As of this morning, the top link has been “fixed” and directs me to the page with his bio – but when I went down three items to the listing called “Leadership” (which Hatfield clearly is at TSA), I got the same “Page Not Found” reference.
So I went back and tried to search by name for eight other TSA Assistant Administrators and the Chief of Staff. In each instance, I got a “Page Not Found” message. The only link that worked was for the new TSA Administrator, Pete Neffenger and it was very different from the biography of Admiral Neffenger that is on the “new” website. Once again, those particular broken links seem to have been corrected over the weekend, but the inconsistency remains this morning.
After some further searching, I found the new page with the TSA Leadership (different from the “old” page mentioned when I used the search function – which comes up empty) but noted that the Organizational Chart which used to be there is gone. What used to be on a single page is now broken out so that each TSA component requires an additional inquiry (or click.) And I could not find financial or budget information anywhere on the site.
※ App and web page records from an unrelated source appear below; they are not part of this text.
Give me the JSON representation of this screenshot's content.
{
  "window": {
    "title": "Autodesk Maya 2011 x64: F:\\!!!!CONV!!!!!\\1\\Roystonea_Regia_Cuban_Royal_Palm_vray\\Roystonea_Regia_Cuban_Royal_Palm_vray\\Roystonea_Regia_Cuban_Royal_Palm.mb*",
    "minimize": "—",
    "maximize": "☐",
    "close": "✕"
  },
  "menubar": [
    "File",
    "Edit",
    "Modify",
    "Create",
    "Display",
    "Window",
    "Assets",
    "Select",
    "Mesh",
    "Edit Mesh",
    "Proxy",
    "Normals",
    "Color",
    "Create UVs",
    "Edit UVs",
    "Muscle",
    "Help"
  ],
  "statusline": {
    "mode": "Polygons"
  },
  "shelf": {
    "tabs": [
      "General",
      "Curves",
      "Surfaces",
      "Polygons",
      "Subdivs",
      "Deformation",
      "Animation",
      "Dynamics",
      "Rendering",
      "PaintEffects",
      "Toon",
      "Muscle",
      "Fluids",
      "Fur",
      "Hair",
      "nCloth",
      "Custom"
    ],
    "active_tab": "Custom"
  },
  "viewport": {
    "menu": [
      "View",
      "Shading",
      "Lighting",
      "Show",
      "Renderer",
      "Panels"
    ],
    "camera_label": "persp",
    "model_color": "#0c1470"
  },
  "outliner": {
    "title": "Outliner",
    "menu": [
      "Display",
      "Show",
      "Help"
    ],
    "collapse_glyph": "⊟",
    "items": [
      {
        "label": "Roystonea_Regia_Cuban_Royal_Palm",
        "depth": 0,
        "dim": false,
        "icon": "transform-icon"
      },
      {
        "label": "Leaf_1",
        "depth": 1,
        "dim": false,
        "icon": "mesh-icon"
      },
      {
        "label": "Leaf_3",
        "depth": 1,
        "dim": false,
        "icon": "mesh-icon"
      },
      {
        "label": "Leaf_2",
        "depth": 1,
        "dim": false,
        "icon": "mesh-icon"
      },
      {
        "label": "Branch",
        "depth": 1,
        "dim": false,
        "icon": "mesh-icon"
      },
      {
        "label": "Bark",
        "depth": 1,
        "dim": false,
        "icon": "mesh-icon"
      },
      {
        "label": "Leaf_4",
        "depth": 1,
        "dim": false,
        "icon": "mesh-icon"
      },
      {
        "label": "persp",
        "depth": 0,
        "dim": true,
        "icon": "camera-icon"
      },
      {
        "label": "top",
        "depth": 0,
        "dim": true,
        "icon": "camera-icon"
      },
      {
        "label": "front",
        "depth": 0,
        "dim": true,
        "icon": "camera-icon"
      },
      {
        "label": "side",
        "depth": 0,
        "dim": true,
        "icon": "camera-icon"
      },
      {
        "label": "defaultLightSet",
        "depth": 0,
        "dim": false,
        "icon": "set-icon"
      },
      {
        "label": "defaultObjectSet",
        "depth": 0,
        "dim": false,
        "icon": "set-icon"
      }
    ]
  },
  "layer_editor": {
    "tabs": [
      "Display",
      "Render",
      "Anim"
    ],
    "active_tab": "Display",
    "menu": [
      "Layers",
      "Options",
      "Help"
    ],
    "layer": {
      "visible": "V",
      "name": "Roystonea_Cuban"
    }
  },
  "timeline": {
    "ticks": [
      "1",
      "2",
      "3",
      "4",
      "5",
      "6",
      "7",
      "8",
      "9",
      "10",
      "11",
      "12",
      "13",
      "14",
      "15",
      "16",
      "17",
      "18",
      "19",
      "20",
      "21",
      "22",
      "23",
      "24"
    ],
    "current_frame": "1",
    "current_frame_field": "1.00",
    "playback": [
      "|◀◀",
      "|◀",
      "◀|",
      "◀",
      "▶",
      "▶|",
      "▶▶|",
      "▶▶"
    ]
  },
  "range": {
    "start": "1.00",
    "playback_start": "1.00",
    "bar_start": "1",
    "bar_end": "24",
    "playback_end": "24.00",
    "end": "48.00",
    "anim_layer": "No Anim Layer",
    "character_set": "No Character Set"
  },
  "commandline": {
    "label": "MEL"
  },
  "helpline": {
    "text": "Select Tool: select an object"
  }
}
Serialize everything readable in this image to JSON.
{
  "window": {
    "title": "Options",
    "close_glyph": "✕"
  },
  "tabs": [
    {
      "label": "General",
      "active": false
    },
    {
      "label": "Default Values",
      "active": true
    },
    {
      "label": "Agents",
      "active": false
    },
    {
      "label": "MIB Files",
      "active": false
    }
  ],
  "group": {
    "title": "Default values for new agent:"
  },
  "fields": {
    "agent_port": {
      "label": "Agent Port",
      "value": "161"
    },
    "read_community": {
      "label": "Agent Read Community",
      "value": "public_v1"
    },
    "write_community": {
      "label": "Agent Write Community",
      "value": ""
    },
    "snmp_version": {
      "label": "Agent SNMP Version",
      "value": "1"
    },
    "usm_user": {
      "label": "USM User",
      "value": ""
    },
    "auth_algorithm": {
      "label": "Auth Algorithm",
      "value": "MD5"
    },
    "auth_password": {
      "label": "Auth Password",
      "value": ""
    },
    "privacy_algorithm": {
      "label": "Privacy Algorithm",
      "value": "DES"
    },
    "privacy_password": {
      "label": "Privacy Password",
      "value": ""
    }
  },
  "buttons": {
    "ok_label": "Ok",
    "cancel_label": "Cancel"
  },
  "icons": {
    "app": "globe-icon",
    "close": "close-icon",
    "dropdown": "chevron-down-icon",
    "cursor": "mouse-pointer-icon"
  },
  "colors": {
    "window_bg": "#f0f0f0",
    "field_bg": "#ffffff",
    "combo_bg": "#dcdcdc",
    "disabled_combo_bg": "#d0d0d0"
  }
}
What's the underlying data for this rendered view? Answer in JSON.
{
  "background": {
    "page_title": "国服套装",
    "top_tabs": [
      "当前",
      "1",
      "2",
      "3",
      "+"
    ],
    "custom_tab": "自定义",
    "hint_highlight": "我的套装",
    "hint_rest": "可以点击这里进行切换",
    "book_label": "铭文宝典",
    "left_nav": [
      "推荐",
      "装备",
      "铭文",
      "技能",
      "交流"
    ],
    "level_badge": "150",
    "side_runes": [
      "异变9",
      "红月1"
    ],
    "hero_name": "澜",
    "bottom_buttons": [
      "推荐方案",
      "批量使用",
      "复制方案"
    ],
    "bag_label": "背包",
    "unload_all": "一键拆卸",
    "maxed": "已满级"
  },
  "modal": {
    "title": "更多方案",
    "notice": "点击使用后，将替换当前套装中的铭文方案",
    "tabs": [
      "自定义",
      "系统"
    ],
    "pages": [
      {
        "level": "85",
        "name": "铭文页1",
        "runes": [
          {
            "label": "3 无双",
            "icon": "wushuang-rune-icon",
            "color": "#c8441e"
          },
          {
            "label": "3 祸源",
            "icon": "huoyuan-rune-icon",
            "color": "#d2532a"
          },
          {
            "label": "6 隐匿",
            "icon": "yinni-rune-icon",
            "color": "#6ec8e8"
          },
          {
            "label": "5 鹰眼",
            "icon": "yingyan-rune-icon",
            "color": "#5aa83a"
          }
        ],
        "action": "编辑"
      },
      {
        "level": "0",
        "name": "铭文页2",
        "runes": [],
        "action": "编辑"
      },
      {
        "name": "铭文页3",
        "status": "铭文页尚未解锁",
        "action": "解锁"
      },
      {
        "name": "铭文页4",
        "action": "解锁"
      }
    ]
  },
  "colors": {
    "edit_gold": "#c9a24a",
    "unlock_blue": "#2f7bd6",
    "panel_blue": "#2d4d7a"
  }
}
These comments may seem like petty nit-picking to some, and maybe that is what they are. As I indicated earlier, someone worked over the weekend to address a few of the problems I found.
But stepping back, less than a week to the time the site was rolled out – not a beta test but the actual “we are live for all the world to see” day – embarrassing problems like the ones described above should not have happened. It shows a lack of attention to detail and isn’t that the problem TSA has been required to address for the past few months after the stories about the IG report on checkpoint screening deficiencies? It is completely unfair to equate a website problem with a screening equipment or TSA training problem, but there is a common thread that runs through both issues – and it is the problem of providing a service to the public before it is ready for full deployment.
I’ll be the first to admit that glitches in a new web site for TSA pale in comparison to the problems the FAA experienced over the weekend when it tried to upgrade the En Route Automated Modernization software at the Leesburg, VA TRACOM. According to the Associated Press story, the ERAM system “has had a greater than 99.99 availability rate since it was completed nationwide earlier this year.” Yet, a software issue led to the cancelation of almost 50% of the flights for a significant period of time at Reagan, Dulles and BWI airports – affecting many thousands of travelers. So perhaps I should back off and cut the TSA some slack.
The website problems I found can and are being addressed or will likely be resolved very soon. Not a single passenger or flight was ever at any risk of danger. Unlike Saturday’s FAA software issue, no passengers were inconvenienced.
Under the best of circumstances, the TSA has a difficult job and millions of passengers should thank them daily for ensuring our transportation system is as safe and secure as it can be. TSA officials are dedicated and committed to their mission, and they deserve credit for performing their tasks with little positive feedback from the passengers who benefit from their work.
And that is the biggest problem of all, it seems to me. Whether viewed as a “substantive” issue or merely a “nuisance” issue, the new website is not representative of the level of attention to small details that TSOs demand of themselves in making travelers safe. TSA deserves better than it got. Sure, a lot of progress has occurred, but much work remains to be done.